(App and web page records)
○ ○ ○

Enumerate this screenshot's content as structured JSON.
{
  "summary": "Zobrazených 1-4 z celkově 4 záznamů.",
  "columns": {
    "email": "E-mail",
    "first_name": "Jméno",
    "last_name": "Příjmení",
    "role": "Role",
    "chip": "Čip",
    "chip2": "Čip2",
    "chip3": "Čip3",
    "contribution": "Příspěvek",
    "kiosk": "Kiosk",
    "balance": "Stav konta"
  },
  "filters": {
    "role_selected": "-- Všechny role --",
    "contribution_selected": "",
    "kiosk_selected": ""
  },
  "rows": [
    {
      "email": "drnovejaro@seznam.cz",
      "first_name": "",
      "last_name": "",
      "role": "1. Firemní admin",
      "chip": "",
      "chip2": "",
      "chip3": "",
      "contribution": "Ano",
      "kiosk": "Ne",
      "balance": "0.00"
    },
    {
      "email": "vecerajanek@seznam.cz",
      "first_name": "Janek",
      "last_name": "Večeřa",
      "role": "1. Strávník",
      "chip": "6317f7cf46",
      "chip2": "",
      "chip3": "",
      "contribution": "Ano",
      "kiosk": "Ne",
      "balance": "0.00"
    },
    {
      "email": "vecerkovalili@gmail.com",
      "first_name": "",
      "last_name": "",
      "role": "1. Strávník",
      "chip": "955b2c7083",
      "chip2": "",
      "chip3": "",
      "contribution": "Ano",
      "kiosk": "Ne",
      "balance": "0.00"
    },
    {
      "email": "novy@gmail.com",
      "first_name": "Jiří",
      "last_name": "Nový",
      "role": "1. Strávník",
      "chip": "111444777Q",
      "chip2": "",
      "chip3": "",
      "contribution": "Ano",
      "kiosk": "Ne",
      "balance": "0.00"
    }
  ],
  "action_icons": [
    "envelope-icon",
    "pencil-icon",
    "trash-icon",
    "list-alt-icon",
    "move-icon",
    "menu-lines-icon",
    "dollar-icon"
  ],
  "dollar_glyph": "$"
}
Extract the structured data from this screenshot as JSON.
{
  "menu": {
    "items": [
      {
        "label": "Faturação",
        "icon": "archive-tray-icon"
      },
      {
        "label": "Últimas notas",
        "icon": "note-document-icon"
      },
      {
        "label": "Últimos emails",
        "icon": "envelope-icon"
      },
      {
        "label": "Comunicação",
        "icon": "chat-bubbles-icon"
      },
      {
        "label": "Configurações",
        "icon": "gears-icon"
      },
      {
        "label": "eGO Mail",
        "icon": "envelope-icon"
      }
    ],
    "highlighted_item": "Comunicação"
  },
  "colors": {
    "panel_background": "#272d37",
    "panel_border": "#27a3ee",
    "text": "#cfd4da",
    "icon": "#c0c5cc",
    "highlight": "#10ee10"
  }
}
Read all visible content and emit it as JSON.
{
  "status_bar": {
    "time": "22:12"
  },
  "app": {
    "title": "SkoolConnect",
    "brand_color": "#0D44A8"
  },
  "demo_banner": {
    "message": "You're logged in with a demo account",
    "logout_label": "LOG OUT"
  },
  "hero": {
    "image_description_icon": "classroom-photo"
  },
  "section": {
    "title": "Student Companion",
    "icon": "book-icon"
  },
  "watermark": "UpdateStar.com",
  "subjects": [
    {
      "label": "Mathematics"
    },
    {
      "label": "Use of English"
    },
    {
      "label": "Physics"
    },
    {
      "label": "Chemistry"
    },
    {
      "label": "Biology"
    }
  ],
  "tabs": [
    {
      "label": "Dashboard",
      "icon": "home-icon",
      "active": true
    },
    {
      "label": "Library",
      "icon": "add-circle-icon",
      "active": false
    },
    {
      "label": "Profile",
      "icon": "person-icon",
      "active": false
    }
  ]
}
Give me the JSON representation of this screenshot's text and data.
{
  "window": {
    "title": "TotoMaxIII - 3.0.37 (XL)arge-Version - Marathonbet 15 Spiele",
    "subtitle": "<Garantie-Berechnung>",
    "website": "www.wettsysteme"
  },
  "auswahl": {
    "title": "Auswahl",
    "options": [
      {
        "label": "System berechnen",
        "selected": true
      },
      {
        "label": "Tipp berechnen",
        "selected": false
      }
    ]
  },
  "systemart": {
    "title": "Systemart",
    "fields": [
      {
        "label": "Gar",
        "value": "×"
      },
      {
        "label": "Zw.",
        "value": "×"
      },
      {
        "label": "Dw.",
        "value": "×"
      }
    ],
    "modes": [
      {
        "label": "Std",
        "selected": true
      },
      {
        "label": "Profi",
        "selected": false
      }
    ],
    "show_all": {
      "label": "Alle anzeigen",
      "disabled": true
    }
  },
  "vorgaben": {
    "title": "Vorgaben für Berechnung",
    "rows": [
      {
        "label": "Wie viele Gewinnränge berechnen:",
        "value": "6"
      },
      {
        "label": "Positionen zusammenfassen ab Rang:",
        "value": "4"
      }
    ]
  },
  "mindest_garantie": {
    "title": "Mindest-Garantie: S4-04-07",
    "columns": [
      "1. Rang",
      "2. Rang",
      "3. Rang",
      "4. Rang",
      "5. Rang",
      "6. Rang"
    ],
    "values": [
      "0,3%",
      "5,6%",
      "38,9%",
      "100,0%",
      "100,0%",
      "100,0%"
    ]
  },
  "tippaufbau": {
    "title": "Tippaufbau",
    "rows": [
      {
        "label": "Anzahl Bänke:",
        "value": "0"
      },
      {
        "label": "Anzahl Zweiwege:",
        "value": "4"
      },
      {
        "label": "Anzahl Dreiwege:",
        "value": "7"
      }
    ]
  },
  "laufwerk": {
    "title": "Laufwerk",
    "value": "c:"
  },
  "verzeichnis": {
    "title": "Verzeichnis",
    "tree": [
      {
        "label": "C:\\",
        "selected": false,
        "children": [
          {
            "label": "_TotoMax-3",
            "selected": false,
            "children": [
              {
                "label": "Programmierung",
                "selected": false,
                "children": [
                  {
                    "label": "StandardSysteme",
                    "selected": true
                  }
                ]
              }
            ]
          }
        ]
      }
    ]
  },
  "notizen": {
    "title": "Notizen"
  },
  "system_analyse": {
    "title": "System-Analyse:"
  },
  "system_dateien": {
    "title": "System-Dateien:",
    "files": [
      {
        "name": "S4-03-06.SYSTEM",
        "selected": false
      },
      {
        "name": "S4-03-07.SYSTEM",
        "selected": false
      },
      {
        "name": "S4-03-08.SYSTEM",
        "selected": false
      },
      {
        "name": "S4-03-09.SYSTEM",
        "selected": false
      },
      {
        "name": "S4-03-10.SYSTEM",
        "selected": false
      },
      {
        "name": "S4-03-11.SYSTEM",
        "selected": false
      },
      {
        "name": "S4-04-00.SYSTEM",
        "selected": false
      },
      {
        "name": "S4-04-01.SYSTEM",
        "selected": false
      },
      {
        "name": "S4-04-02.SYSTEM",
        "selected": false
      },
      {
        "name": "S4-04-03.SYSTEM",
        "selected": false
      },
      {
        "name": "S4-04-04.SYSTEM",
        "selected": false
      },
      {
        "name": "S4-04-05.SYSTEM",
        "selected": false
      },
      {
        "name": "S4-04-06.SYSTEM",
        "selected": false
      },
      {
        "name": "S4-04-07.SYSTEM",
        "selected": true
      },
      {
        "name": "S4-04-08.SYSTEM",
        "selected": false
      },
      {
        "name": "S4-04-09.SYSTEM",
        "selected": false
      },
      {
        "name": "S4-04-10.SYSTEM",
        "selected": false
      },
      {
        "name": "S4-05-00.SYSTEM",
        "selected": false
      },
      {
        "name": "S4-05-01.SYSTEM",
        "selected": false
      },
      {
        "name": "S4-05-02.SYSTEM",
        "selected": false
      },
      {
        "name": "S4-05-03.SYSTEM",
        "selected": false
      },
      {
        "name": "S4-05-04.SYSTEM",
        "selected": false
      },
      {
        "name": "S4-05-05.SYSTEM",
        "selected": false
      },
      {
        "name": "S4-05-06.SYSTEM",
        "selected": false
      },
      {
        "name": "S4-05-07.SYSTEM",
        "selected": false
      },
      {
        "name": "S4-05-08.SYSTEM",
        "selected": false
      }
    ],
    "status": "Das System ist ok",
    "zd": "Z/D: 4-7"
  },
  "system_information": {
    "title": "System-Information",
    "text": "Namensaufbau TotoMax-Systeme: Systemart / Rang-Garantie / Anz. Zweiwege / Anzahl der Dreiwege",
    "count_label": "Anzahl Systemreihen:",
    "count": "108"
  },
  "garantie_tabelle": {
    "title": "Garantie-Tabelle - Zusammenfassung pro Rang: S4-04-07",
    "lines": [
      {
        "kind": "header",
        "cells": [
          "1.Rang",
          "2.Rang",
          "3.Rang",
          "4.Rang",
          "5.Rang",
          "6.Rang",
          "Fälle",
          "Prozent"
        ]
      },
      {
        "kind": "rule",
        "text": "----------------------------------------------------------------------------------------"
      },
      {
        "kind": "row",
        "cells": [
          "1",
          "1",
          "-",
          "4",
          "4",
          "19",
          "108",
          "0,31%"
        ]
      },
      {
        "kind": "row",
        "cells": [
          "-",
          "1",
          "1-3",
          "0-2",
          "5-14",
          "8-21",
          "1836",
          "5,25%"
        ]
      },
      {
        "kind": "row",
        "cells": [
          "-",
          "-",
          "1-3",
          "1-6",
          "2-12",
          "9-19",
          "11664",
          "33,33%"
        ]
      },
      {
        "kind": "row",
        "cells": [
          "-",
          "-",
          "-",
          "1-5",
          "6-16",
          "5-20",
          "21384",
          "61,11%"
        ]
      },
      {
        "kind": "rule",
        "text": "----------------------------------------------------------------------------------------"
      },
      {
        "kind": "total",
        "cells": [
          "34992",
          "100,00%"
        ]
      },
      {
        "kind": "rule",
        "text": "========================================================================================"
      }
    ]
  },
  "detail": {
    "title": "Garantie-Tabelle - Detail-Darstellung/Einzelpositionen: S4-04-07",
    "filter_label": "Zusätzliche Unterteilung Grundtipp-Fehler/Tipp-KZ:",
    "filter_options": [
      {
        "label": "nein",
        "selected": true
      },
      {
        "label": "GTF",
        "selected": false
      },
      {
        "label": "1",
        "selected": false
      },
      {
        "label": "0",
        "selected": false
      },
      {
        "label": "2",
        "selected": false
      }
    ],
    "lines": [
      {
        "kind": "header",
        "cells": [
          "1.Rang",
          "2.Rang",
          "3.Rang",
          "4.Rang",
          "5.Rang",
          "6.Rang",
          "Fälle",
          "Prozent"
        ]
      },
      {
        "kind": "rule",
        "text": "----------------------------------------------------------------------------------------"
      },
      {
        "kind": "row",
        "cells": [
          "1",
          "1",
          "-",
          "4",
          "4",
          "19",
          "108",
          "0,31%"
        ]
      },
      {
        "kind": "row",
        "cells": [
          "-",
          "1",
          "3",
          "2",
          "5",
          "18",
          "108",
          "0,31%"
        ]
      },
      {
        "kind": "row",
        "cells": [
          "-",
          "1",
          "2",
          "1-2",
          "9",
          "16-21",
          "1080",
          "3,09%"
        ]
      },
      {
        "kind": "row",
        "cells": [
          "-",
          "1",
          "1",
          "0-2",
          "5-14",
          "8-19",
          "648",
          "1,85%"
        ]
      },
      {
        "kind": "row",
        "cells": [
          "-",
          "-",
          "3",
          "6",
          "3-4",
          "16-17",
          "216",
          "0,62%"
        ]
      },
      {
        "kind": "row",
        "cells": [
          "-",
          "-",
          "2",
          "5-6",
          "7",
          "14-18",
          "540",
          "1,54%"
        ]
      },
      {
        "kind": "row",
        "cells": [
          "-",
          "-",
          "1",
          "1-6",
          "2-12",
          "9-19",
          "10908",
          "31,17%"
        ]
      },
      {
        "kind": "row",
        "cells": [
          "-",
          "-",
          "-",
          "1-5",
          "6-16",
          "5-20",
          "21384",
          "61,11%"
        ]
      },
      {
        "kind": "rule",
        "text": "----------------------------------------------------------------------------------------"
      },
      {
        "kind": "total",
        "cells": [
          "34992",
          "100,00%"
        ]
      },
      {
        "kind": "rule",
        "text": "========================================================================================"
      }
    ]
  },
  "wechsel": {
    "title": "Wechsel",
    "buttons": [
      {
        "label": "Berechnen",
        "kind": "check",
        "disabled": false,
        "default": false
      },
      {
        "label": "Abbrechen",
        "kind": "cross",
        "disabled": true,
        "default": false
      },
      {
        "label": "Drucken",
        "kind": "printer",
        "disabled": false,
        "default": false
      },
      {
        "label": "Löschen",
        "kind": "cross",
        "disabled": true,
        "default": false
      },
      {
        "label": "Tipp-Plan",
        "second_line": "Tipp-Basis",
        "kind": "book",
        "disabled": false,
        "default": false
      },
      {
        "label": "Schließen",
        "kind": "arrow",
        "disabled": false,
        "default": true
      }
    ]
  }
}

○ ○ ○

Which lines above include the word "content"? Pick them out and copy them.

Enumerate this screenshot's content as structured JSON.
Read all visible content and emit it as JSON.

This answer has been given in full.